Wallace jumps at chance of aerials success in South Korea
Aerial skier Lloyd Wallace in training in Sierra Nevada (Reuters)
Aerials expert Lloyd Wallace spends nine months of the year living out of a suitcase, but that’s a sacrifice the resilient skier is more than willing to make in order to realise his Olympic dream.
“Headphones, a stash of cashew nuts and a good book,” are – aside from skiing gear – the essential items required to hack the globe-trotting lifestyle of a freestyle skier, according to Wallace.
“Cashew nuts are a great comfort food and a good book can get you through long flights, hours of waiting in airports and long nights when you’re jet lagged,” he reveals.
Wallace is set to make his Winter Olympic debut in the aerials event in PyeongChang; an incredible achievement considering he was placed in an induced coma following a crash in training just six months ago.
“I had a year of massive highs and very low lows,” he admits. “But it’s all cumulated in this surreal opportunity to go to the Olympics – something I’ve dreamed of since I was a kid.”
“I’m also really excited to be a part of Team GB. Although I’ve already represented Great Britain at world cups and world championships, I’ve also been travelling with the Swiss team, so I can’t wait to be out there with the other Brits aiming to do our country proud.
And regardless of his result at the Games, the 23-year-old University of Bath graduate is grateful for the opportunity to compete without the weight of other people’s expectations.
“Just getting there is a huge win for me. No-ones expecting me to do anything amazing and though there are outside chances of my doing well, there’s not really any pressure.
“I think this plays into my hands because I can just go and jump and do the sport that I really love doing. Me and my coach know that if I’m enjoying jumping, the better I jump.
“The experience is obviously a massive part of it and I have thought about my ideal result. Making it into the top 12 would be huge. I know I’ve got the jumps to put me up there with the best in the world, so if I get to the finals, who knows what could happen?”
Wallace will be first male aerialist in 20 years to compete for Team GB at the Winter Olympics, however the TASS alumnus hasn’t had to look far for a sporting role model.
“I’ve been pretty spoilt for choice for Olympians to look up to,” he admits. “Both my parents and my uncle represented Team GB at the Olympics.
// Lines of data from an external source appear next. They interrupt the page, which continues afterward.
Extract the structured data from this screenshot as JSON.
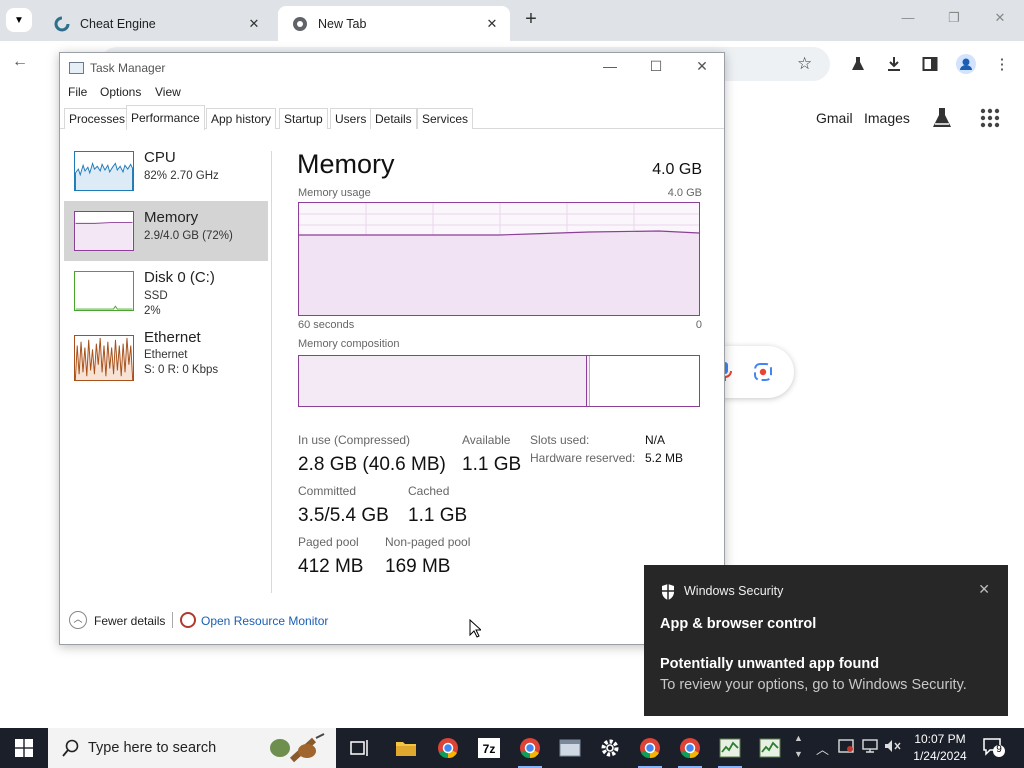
{
  "browser": {
    "tabs": [
      {
        "title": "Cheat Engine"
      },
      {
        "title": "New Tab"
      }
    ],
    "google": {
      "gmail": "Gmail",
      "images": "Images"
    }
  },
  "task_manager": {
    "title": "Task Manager",
    "menu": [
      "File",
      "Options",
      "View"
    ],
    "tabs": [
      "Processes",
      "Performance",
      "App history",
      "Startup",
      "Users",
      "Details",
      "Services"
    ],
    "active_tab": "Performance",
    "sidebar": [
      {
        "name": "CPU",
        "line1": "82%  2.70 GHz",
        "line2": "",
        "color": "#1f7ab8"
      },
      {
        "name": "Memory",
        "line1": "2.9/4.0 GB (72%)",
        "line2": "",
        "color": "#8b3f96"
      },
      {
        "name": "Disk 0 (C:)",
        "line1": "SSD",
        "line2": "2%",
        "color": "#4aa52e"
      },
      {
        "name": "Ethernet",
        "line1": "Ethernet",
        "line2": "S: 0  R: 0 Kbps",
        "color": "#a7501a"
      }
    ],
    "memory": {
      "heading": "Memory",
      "total": "4.0 GB",
      "usage_label": "Memory usage",
      "usage_max": "4.0 GB",
      "time_left": "60 seconds",
      "time_right": "0",
      "composition_label": "Memory composition",
      "usage_fraction": 0.72,
      "stats": {
        "in_use_label": "In use (Compressed)",
        "in_use": "2.8 GB (40.6 MB)",
        "available_label": "Available",
        "available": "1.1 GB",
        "slots_label": "Slots used:",
        "slots": "N/A",
        "hw_label": "Hardware reserved:",
        "hw": "5.2 MB",
        "committed_label": "Committed",
        "committed": "3.5/5.4 GB",
        "cached_label": "Cached",
        "cached": "1.1 GB",
        "paged_label": "Paged pool",
        "paged": "412 MB",
        "nonpaged_label": "Non-paged pool",
        "nonpaged": "169 MB"
      }
    },
    "footer": {
      "fewer": "Fewer details",
      "resource_monitor": "Open Resource Monitor"
    }
  },
  "toast": {
    "source": "Windows Security",
    "heading": "App & browser control",
    "title": "Potentially unwanted app found",
    "body": "To review your options, go to Windows Security."
  },
  "taskbar": {
    "search_placeholder": "Type here to search",
    "time": "10:07 PM",
    "date": "1/24/2024",
    "notification_count": "9"
  }
}
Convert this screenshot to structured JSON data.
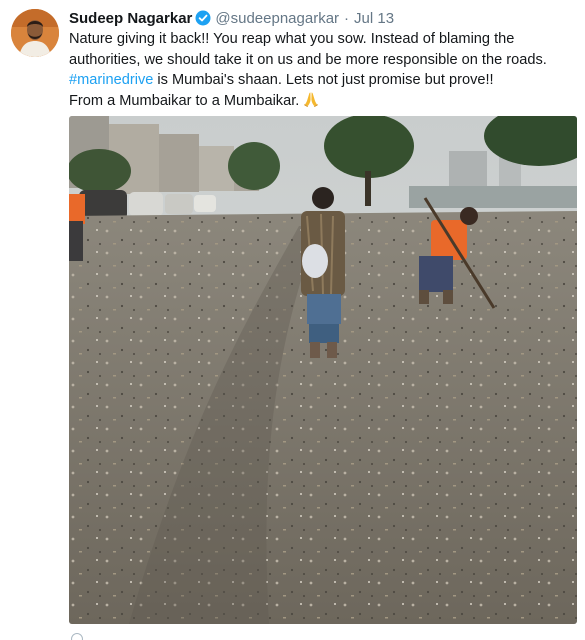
{
  "tweet": {
    "author_name": "Sudeep Nagarkar",
    "handle": "@sudeepnagarkar",
    "separator": "·",
    "time": "Jul 13",
    "text_part1": "Nature giving it back!! You reap what you sow. Instead of blaming the authorities, we should take it on us and be more responsible on the roads.",
    "hashtag": "#marinedrive",
    "text_part2": "is Mumbai's shaan. Lets not just promise but prove!!",
    "text_line2": "From a Mumbaikar to a Mumbaikar.",
    "emoji": "folded-hands-emoji",
    "verified_icon": "verified-badge-icon"
  },
  "colors": {
    "link": "#1da1f2",
    "text": "#14171a",
    "secondary": "#657786"
  }
}
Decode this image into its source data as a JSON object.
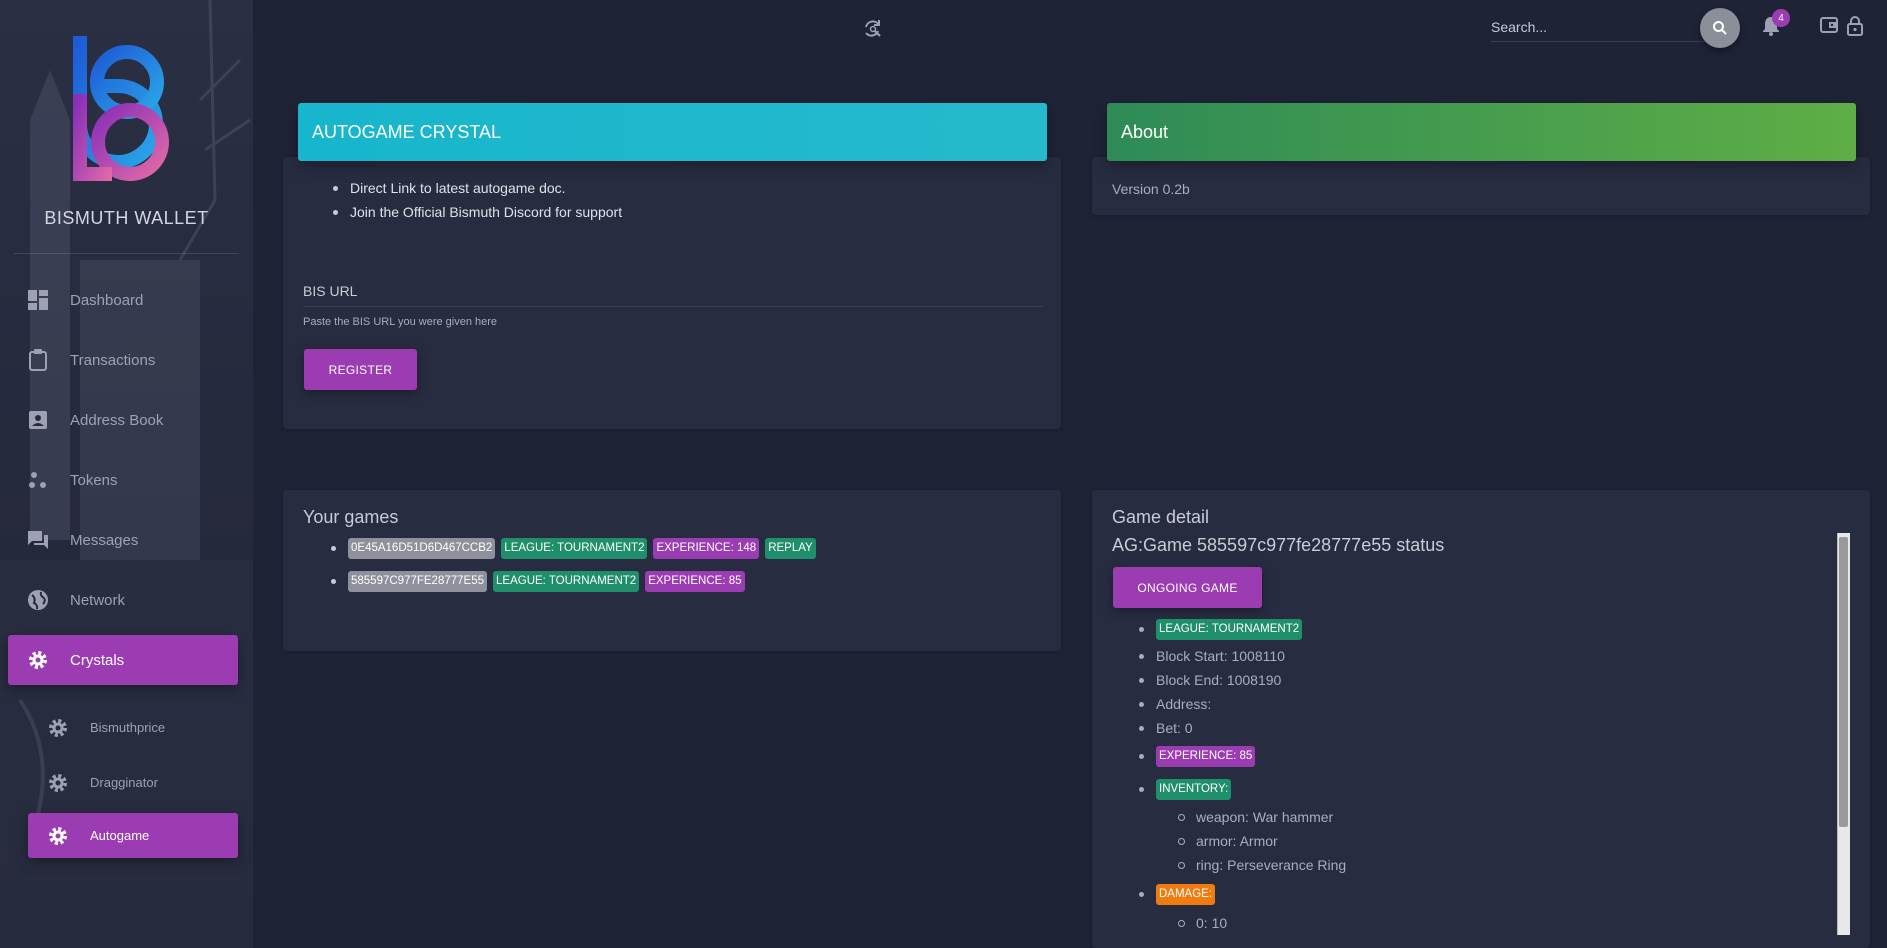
{
  "sidebar": {
    "brand": "BISMUTH WALLET",
    "items": [
      {
        "label": "Dashboard",
        "icon": "dashboard-icon"
      },
      {
        "label": "Transactions",
        "icon": "clipboard-icon"
      },
      {
        "label": "Address Book",
        "icon": "contact-book-icon"
      },
      {
        "label": "Tokens",
        "icon": "bubbles-icon"
      },
      {
        "label": "Messages",
        "icon": "forum-icon"
      },
      {
        "label": "Network",
        "icon": "globe-icon"
      },
      {
        "label": "Crystals",
        "icon": "gear-icon",
        "active": true
      }
    ],
    "sub_items": [
      {
        "label": "Bismuthprice",
        "icon": "gear-icon"
      },
      {
        "label": "Dragginator",
        "icon": "gear-icon"
      },
      {
        "label": "Autogame",
        "icon": "gear-icon",
        "active": true
      }
    ],
    "accent_color": "#9c3cb3"
  },
  "topbar": {
    "search_placeholder": "Search...",
    "notification_count": "4"
  },
  "autogame_card": {
    "title": "AUTOGAME CRYSTAL",
    "bullets": [
      "Direct Link to latest autogame doc.",
      "Join the Official Bismuth Discord for support"
    ],
    "field_label": "BIS URL",
    "field_help": "Paste the BIS URL you were given here",
    "register_label": "REGISTER"
  },
  "about_card": {
    "title": "About",
    "version": "Version 0.2b"
  },
  "games_card": {
    "title": "Your games",
    "games": [
      {
        "id": "0E45A16D51D6D467CCB2",
        "league": "LEAGUE: TOURNAMENT2",
        "experience": "EXPERIENCE: 148",
        "replay": "REPLAY"
      },
      {
        "id": "585597C977FE28777E55",
        "league": "LEAGUE: TOURNAMENT2",
        "experience": "EXPERIENCE: 85"
      }
    ]
  },
  "detail_card": {
    "title": "Game detail",
    "subtitle": "AG:Game 585597c977fe28777e55 status",
    "status_button": "ONGOING GAME",
    "league": "LEAGUE: TOURNAMENT2",
    "block_start": "Block Start: 1008110",
    "block_end": "Block End: 1008190",
    "address": "Address:",
    "bet": "Bet: 0",
    "experience": "EXPERIENCE: 85",
    "inventory_label": "INVENTORY:",
    "inventory": [
      "weapon: War hammer",
      "armor: Armor",
      "ring: Perseverance Ring"
    ],
    "damage_label": "DAMAGE:",
    "damage": [
      "0: 10"
    ]
  }
}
Before that, my grandfather ran in the 3000m steeplechase at the 1948 London Games.
“I’ve always had these amazing athletes supporting me, but they’re also more than that – they’re mum, dad and uncle Shaun – and I’ve grown up with a number of friends in skiing too.”
But what is it that motivates Wallace return to the sport that last year left him unconscious in a Swiss hospital for five days with a severe head injury?
“It’s that feeling of being completely petrified at the top of the ramp. When you’re standing up there and your heart’s pounding and your legs are shaking, then you go off and do your triple somersault with multiple twists in it.
“Then once you’ve landed and you’re down at the bottom it’s just a feeling like no other – sheer joy, excitement and pride that you just did that jump.”
And it’s his drive to succeed that’s seen the adrenaline-seeking skier excel in his both his sporting career and his education, graduating from University of Bath last summer with a degree in Performance Sport.
“I loved my time at Bath – it was some of the best years of my life for sure,” he recalls. “Getting a degree and graduating from quite a prestigious university was huge for me.
“Especially because before I applied to university I considered trying to pursue skiing full time, but it was definitely the right choice for me to go and uni and get the qualification.”
Wallace was helped by TASS, following two years of SportsAid support, as he juggled his studies with a demanding skiing schedule, receiving recognition of his efforts when he was named as a finalist in the Most Determined category of the 2017 TASS Stars Awards.
“Being out of the country for long periods was always difficult because I was having to catch up with uni work online. When you’ve got to make sure you knuckle down and write essays or revise for exams it’s difficult.
“I was lucky that I had the support that I did from TASS with the lifestyle advisors helping me go through different techniques to get my uni work done when I needed to.
“Also tapping into the strength and conditioning and physio services, alongside sports psychology helped me endlessly. It meant I could progress my sporting career as well as making sure I got my education under my belt.
“Before that, SportsAid helped massively as the funding allowed me travel to extra training camps that I wouldn’t have been able to get to otherwise.”
The Junior World Championship medallist is clearly thriving as he prepares for the biggest event of his life, having flown directly in to South Korea from a training camp in Japan.
“We’re on the north island of Hokkaido and there’s a silly amount of snow – the most snow I’ve ever seen in my whole life! It towers over you on the street, it’s crazy.
“The people are so friendly and the whole town had been prepping for us to come here, which has been ridiculous. Japan is just a very cool place, with very cool traditions and amazing food – the sushi is unbelievable!
“I have a lot of fun and I’m very lucky to do be able to do something that I love and that allows me to travel the world.”
Walllace was supported by TASS for three years until he graduated from university in 2017 and is joined in PyeongChang by 24 other former TASS recipients.